On Obamacare, McConnell says Senate Republicans remain committed to fully repealing a law he says is “Europeanizing” the country. But he acknowledges that there is much internal debate over how to do this, and whether a demand for repeal should be tied to a fiscal deal that is crafted later this year. “We’ve been going after it tooth and nail, in every way we can, all along the way,” he says. “Exactly how to achieve that, when you don’t have a Republican Senate or a Republican president, is a vexing problem.”
The future of immigration reform is also hazy. The Gang of Eight’s legislation recently passed the Senate with bipartisan support and now lingers in the House. Many Beltway insiders say the House will probably pass a series of bills and then to go conference with the Senate. But McConnell is far from ready to say that a conference is inevitable. In fact, he says, the divide between the Senate and House over process could easily stop any version of reform from ever reaching President Obama’s desk.

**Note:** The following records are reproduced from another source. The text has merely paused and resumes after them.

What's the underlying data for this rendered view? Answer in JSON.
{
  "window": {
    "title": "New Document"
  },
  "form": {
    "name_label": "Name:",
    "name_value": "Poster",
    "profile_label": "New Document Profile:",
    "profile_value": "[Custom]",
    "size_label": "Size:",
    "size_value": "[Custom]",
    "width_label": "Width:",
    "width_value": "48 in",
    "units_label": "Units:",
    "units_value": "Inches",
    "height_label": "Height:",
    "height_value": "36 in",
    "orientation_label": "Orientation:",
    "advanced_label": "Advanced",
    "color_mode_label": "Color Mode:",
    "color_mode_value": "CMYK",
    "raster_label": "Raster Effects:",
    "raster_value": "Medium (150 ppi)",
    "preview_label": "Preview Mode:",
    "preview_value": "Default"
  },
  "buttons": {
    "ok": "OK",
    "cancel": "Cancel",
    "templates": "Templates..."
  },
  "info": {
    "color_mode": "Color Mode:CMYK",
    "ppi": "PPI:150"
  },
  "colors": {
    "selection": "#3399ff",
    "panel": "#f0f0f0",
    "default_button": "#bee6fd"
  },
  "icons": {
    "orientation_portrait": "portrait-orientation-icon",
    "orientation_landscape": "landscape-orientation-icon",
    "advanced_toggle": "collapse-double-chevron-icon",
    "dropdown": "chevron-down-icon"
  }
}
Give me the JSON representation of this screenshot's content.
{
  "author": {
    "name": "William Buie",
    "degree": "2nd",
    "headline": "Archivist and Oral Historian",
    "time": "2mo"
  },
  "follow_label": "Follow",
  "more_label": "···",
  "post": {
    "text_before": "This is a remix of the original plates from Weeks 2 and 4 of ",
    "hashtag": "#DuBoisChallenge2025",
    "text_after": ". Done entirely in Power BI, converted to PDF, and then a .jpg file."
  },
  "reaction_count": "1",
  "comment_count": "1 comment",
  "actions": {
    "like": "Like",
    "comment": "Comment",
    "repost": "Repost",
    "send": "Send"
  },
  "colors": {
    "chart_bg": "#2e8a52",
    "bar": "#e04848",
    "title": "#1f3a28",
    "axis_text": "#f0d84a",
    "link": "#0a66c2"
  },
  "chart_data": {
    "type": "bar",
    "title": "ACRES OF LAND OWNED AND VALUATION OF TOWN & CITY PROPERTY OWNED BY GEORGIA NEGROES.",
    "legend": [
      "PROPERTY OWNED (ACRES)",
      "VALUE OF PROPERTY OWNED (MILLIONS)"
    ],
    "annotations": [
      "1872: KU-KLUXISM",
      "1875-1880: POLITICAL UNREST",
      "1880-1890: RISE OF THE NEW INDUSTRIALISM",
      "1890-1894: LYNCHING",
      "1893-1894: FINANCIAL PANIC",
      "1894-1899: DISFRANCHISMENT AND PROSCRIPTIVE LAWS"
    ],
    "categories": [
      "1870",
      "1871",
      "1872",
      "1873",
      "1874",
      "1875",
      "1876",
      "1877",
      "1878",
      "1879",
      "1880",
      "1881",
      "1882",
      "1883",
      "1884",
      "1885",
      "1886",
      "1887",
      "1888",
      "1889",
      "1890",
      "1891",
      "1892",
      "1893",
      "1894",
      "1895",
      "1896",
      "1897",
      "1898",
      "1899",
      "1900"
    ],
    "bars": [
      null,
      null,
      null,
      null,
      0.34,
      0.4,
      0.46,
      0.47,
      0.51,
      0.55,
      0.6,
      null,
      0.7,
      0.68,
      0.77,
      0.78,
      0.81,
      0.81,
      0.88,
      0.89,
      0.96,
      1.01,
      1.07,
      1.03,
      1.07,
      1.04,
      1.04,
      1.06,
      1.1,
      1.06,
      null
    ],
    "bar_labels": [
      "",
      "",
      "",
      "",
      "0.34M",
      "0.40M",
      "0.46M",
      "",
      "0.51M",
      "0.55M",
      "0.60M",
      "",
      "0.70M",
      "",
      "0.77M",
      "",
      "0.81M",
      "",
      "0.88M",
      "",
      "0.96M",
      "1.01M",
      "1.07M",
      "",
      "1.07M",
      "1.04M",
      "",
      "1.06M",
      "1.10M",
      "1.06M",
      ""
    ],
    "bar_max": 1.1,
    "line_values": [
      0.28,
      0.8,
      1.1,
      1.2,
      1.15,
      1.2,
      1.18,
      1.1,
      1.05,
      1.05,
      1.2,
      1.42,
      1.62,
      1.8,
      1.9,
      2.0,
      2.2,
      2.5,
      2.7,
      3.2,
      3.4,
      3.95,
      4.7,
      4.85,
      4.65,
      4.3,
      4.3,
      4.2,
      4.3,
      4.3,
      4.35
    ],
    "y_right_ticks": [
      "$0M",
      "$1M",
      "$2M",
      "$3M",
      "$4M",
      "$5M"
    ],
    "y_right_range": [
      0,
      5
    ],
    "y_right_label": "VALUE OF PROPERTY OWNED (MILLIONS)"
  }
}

“The Democrats’ insistence on having it be comprehensive is what makes this hard to pass,” he says. “Their goal is clear: to make the folks here legal voters as rapidly as possible. Ideally, what you would do is what the House is trying to do: break it up into pieces and let each piece stand on its own. The reason I’m not optimistic about an acceptable outcome is that I can’t imagine the Senate passing pieces that improve legal immigration, and I can’t envision the House doing comprehensive.”
“I’d prefer a Stephen Douglas approach,” McConnell says, referring to the late Democratic senator’s approach to the Compromise of 1850, in which Douglas ushered a package of separate bills through Congress in order to keep the peace between slave states and free states. He says Douglas’s genius was recognizing that one large, controversial bill can easily sink, but lawmakers can deftly arrange single-issue bills to achieve a similar end.
McConnell pauses and points to a collection of oil paintings on his wall featuring 19th-century political giants, including his own hero, former House speaker Henry Clay of Kentucky. In his monotone drawl, he doubts that Senate Democrats are willing to take any lessons from Clay, Douglas, or the rest.
What about the president? I ask him directly about the status of their working relationship. McConnell deflects and flatly recounts that he saw Obama at the White House last week as the White house celebrated the University of Louisville’s basketball team in the Rose Garden. “He did his homework on the team, and he noted that I was a Louisville graduate, which I appreciated,” he says.
“But beyond basketball?” I ask.
“We have a cordial relationship,” he says. “I don’t have any problem with him personally. I think his administration is doing all of the wrong things, and I oppose him almost always. It’s not a question of personal respect, he’s just in the wrong place on most things, and his administration has done a lot of damage to the country.”
With that, McConnell rests his case. He’s been talking for 45 minutes, far longer than usual, and he’s ready to leave. It’s late on Friday, and soon he’ll be heading home — home to a primary campaign that is already a brawl. McConnell shakes our hands and returns to his private study, off to handle legislative matters.
That relentless work ethic, along with his proven ability to win policy and political battles, may lift him to victory next year. McConnell can be uncomfortably terse, and being Darth Vader makes him a target. But he is, as ever, hard to beat.
— Robert Costa is National Review’s Washington editor.